So, I’ve been seeing a lot of hubbub today about the writer for The Vampire Diaries being “fired” (that’s the word they’re using) from her books by HarperCollins.
Before you get your “BUT THAT’S HER WORK!” outrage on, let me explain.
From what I understand of the situation, HarperCollins essentially said, “Look, vampires are hot, and we want a young adult series with vampires, let’s find an author to write that.” and they hired L.J. Smith to write the series “for hire.” What does that mean? That HarperCollins, essentially, commissioned L.J. Smith to write the series for them but, like other commissioned work, they owned what was produced. For whatever reason, HC apparently decided to remove Smith from writing the series, instead turning it over to a so-far-unnamed ghostwriter.

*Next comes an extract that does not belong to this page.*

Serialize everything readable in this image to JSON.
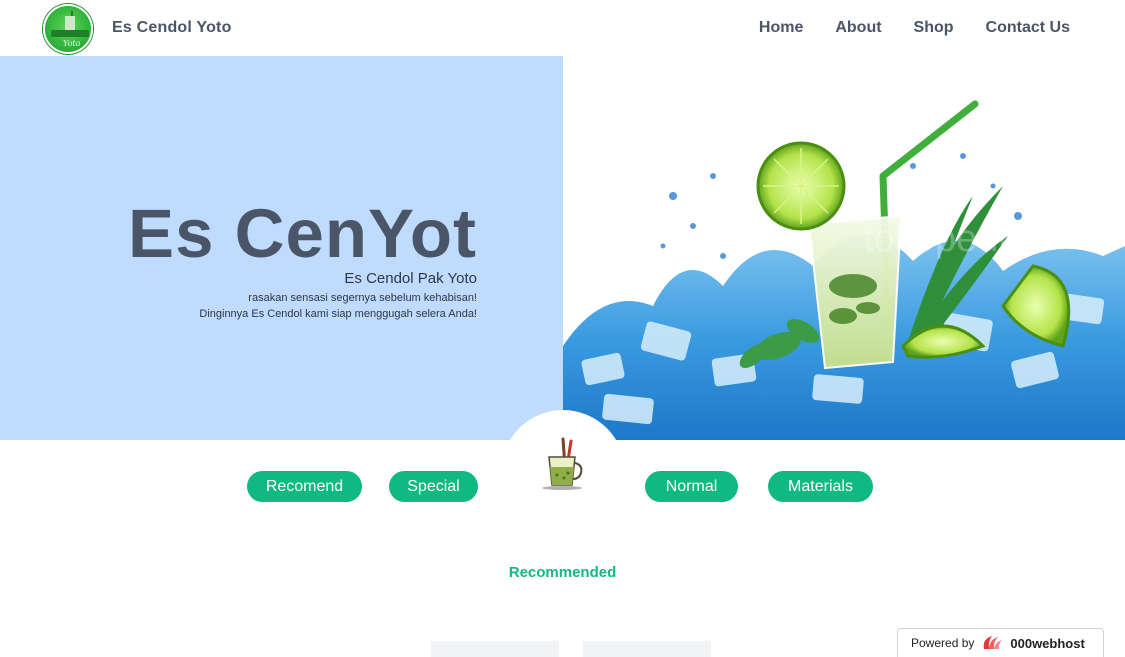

There are a couple of things to keep in mind here:
1. This situation is different than what happens with other authors who create their own work and then sell rights to a publisher. In those situations, the creation of the work was solely done by the author and so all rights belong to the author; in this situation, HarperCollins hired Smith to write for them in the same way that you might commission an artist to produce a painting or a newspaper might hire a columnist to produce copy for them. As with Smith and both of the latter examples, the employer, unless specified in contract, would own the work produced because that’s the good they’ve hired the creator to produce (at least as my very layman’s understanding of such things goes) and all rights that go along with it. The employer should recognize the creator of the work for having created it, which is why Smith’s name is on the cover and she’ll get creation credits for it in the future (and why columnists get by-lines, artists can put their name on their paintings, etc.), but the work and all rights are owned by the commissioner.

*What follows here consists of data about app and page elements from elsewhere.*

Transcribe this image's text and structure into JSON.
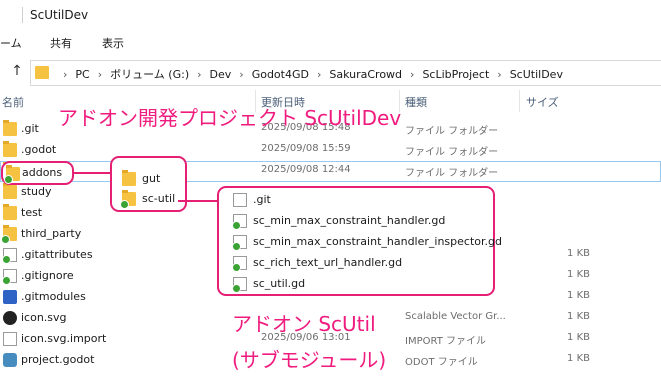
{
  "window": {
    "title": "ScUtilDev"
  },
  "ribbon": {
    "tabs": [
      "ーム",
      "共有",
      "表示"
    ]
  },
  "address": {
    "crumbs": [
      "PC",
      "ボリューム (G:)",
      "Dev",
      "Godot4GD",
      "SakuraCrowd",
      "ScLibProject",
      "ScUtilDev"
    ]
  },
  "columns": {
    "name": "名前",
    "date": "更新日時",
    "type": "種類",
    "size": "サイズ"
  },
  "files": [
    {
      "name": ".git",
      "date": "2025/09/08 15:48",
      "type": "ファイル フォルダー",
      "size": "",
      "icon": "folder-icon"
    },
    {
      "name": ".godot",
      "date": "2025/09/08 15:59",
      "type": "ファイル フォルダー",
      "size": "",
      "icon": "folder-icon"
    },
    {
      "name": "addons",
      "date": "2025/09/08 12:44",
      "type": "ファイル フォルダー",
      "size": "",
      "icon": "folder-git-icon"
    },
    {
      "name": "study",
      "date": "",
      "type": "",
      "size": "",
      "icon": "folder-icon"
    },
    {
      "name": "test",
      "date": "",
      "type": "",
      "size": "",
      "icon": "folder-icon"
    },
    {
      "name": "third_party",
      "date": "",
      "type": "",
      "size": "",
      "icon": "folder-git-icon"
    },
    {
      "name": ".gitattributes",
      "date": "",
      "type": "",
      "size": "1 KB",
      "icon": "git-file-icon"
    },
    {
      "name": ".gitignore",
      "date": "",
      "type": "",
      "size": "1 KB",
      "icon": "git-file-icon"
    },
    {
      "name": ".gitmodules",
      "date": "",
      "type": "",
      "size": "1 KB",
      "icon": "module-file-icon"
    },
    {
      "name": "icon.svg",
      "date": "",
      "type": "Scalable Vector Gr...",
      "size": "1 KB",
      "icon": "svg-file-icon"
    },
    {
      "name": "icon.svg.import",
      "date": "2025/09/06 13:01",
      "type": "IMPORT ファイル",
      "size": "1 KB",
      "icon": "file-icon"
    },
    {
      "name": "project.godot",
      "date": "",
      "type": "ODOT ファイル",
      "size": "1 KB",
      "icon": "godot-file-icon"
    }
  ],
  "annotations": {
    "top_title": "アドオン開発プロジェクト ScUtilDev",
    "bottom_title_line1": "アドオン ScUtil",
    "bottom_title_line2": "(サブモジュール)",
    "addons_label": "addons",
    "addons_children": [
      {
        "name": "gut",
        "icon": "folder-icon"
      },
      {
        "name": "sc-util",
        "icon": "folder-git-icon"
      }
    ],
    "scutil_children": [
      {
        "name": ".git",
        "icon": "file-icon"
      },
      {
        "name": "sc_min_max_constraint_handler.gd",
        "icon": "gd-script-icon"
      },
      {
        "name": "sc_min_max_constraint_handler_inspector.gd",
        "icon": "gd-script-icon"
      },
      {
        "name": "sc_rich_text_url_handler.gd",
        "icon": "gd-script-icon"
      },
      {
        "name": "sc_util.gd",
        "icon": "gd-script-icon"
      }
    ]
  },
  "colors": {
    "accent_pink": "#e51f73",
    "folder_yellow": "#f5c341",
    "git_green": "#3aa334"
  }
}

2. Since, at that point, Smith is more or less just a commissioned employee of HarperCollins then it is possible for them to “fire” her from “her works” because they aren’t her works, their HarperCollins’. Is that possibly a douchey move? Sure, it might be; I’m sure that Smith put not just a lot of time and effort into her creations but love as well and I can’t imagine what it would be like to be told “Thanks for all the hard work in getting this series off the ground and popular, now GTFO.” I’d probably be furious then get RAGING drunk and stay that way for a good long time (or until my wife put me in a clinic or threatened to leave me). Douchey or not, HarperCollins can do that.
3. Always be careful with what contracts you sign, always. In a quote from Smith, she said she didn’t understand what “for hire” meant in the beginning and only learned about it later “to her horror.” I think that part of this current drama is on Smith; as with any agreement or contract, the onus is on the person signing it to know what they are signing and if she didn’t want to potentially end up in this situation then she shouldn’t have signed. Maybe she was young and naïve, maybe she was just enchanted with the idea of seeing her work in print (I know I’d be), but that doesn’t excuse her from not figuring out what the contract entailed before she signed it.

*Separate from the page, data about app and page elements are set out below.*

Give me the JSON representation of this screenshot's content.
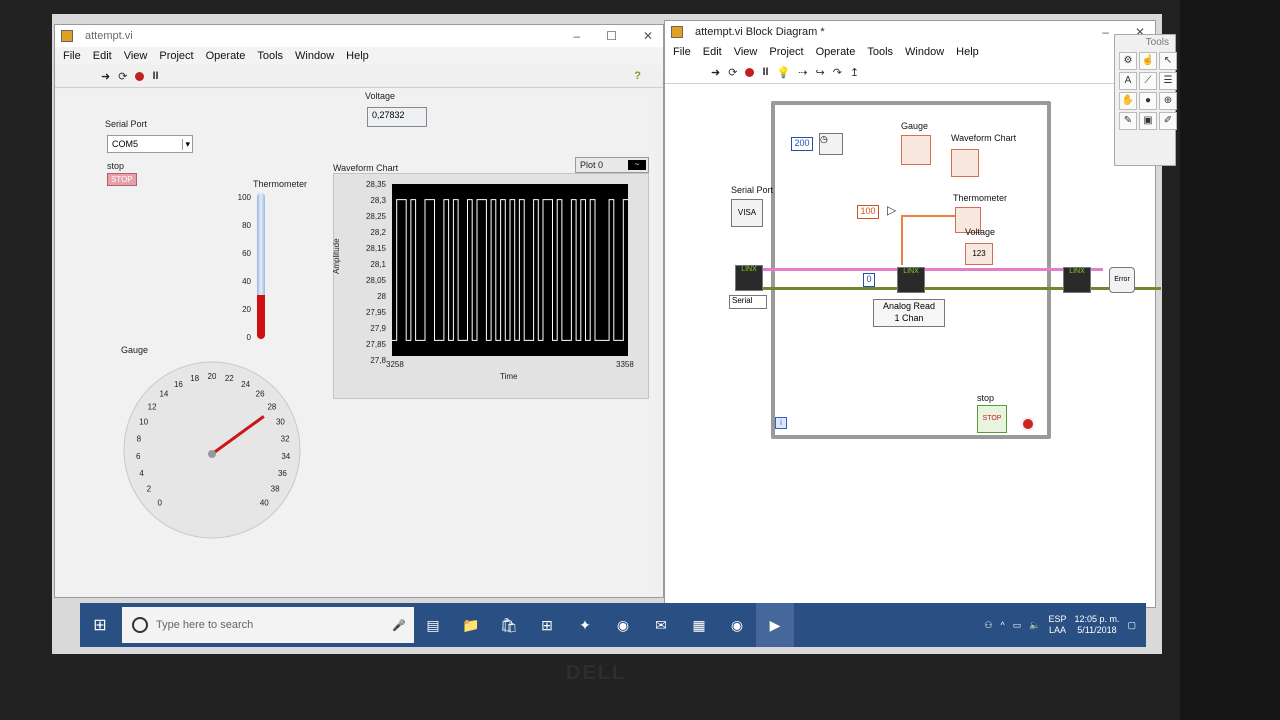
{
  "front_panel": {
    "title": "attempt.vi",
    "menu": [
      "File",
      "Edit",
      "View",
      "Project",
      "Operate",
      "Tools",
      "Window",
      "Help"
    ],
    "voltage_label": "Voltage",
    "voltage_value": "0,27832",
    "serial_port_label": "Serial Port",
    "serial_port_value": "COM5",
    "stop_label": "stop",
    "stop_button": "STOP",
    "thermometer_label": "Thermometer",
    "thermometer_ticks": [
      "100",
      "80",
      "60",
      "40",
      "20",
      "0"
    ],
    "thermometer_level": 0.3,
    "gauge_label": "Gauge",
    "gauge_ticks": [
      "0",
      "2",
      "4",
      "6",
      "8",
      "10",
      "12",
      "14",
      "16",
      "18",
      "20",
      "22",
      "24",
      "26",
      "28",
      "30",
      "32",
      "34",
      "36",
      "38",
      "40"
    ],
    "gauge_value": 28,
    "waveform_chart": {
      "label": "Waveform Chart",
      "plot_legend": "Plot 0",
      "ylabel": "Amplitude",
      "xlabel": "Time",
      "y_ticks": [
        "28,35",
        "28,3",
        "28,25",
        "28,2",
        "28,15",
        "28,1",
        "28,05",
        "28",
        "27,95",
        "27,9",
        "27,85",
        "27,8"
      ],
      "x_min": "3258",
      "x_max": "3358"
    }
  },
  "chart_data": {
    "type": "line",
    "title": "",
    "xlabel": "Time",
    "ylabel": "Amplitude",
    "xlim": [
      3258,
      3358
    ],
    "ylim": [
      27.8,
      28.35
    ],
    "series": [
      {
        "values": [
          27.85,
          28.3,
          28.3,
          27.85,
          28.3,
          27.85,
          27.85,
          28.3,
          28.3,
          27.85,
          27.85,
          28.3,
          27.85,
          28.3,
          27.85,
          27.85,
          28.3,
          27.85,
          28.3,
          28.3,
          27.85,
          28.3,
          27.85,
          28.3,
          27.85,
          28.3,
          27.85,
          28.3,
          27.85,
          27.85,
          28.3,
          27.85,
          28.3,
          28.3,
          27.85,
          28.3,
          27.85,
          27.85,
          28.3,
          27.85,
          28.3,
          27.85,
          28.3,
          27.85,
          27.85,
          27.85,
          28.3,
          27.85,
          27.85,
          28.3
        ]
      }
    ]
  },
  "block_diagram": {
    "title": "attempt.vi Block Diagram *",
    "menu": [
      "File",
      "Edit",
      "View",
      "Project",
      "Operate",
      "Tools",
      "Window",
      "Help"
    ],
    "const_200": "200",
    "const_100": "100",
    "const_0": "0",
    "gauge_label": "Gauge",
    "waveform_label": "Waveform Chart",
    "thermometer_label": "Thermometer",
    "voltage_label": "Voltage",
    "serial_port_label": "Serial Port",
    "serial_ring": "Serial",
    "analog_read_1": "Analog Read",
    "analog_read_2": "1 Chan",
    "stop_label": "stop",
    "stop_button": "STOP",
    "visa_label": "VISA",
    "linx_label": "LINX",
    "error_label": "Error"
  },
  "tools_palette": {
    "title": "Tools"
  },
  "taskbar": {
    "search_placeholder": "Type here to search",
    "lang_1": "ESP",
    "lang_2": "LAA",
    "time": "12:05 p. m.",
    "date": "5/11/2018"
  },
  "brand": "DELL"
}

4. That being said: if you don’t like what HarperCollins has done, then don’t support the series. Seriously, just don’t. If she has other books or works that HC doesn’t own, buy those; support the author instead.
As I said before, I can’t imagine what L.J. Smith is going through if this is true; losing a creation you’ve worked so hard on in that fashion, watching it instead be given to someone else, would fill me horror in the same way she expresses.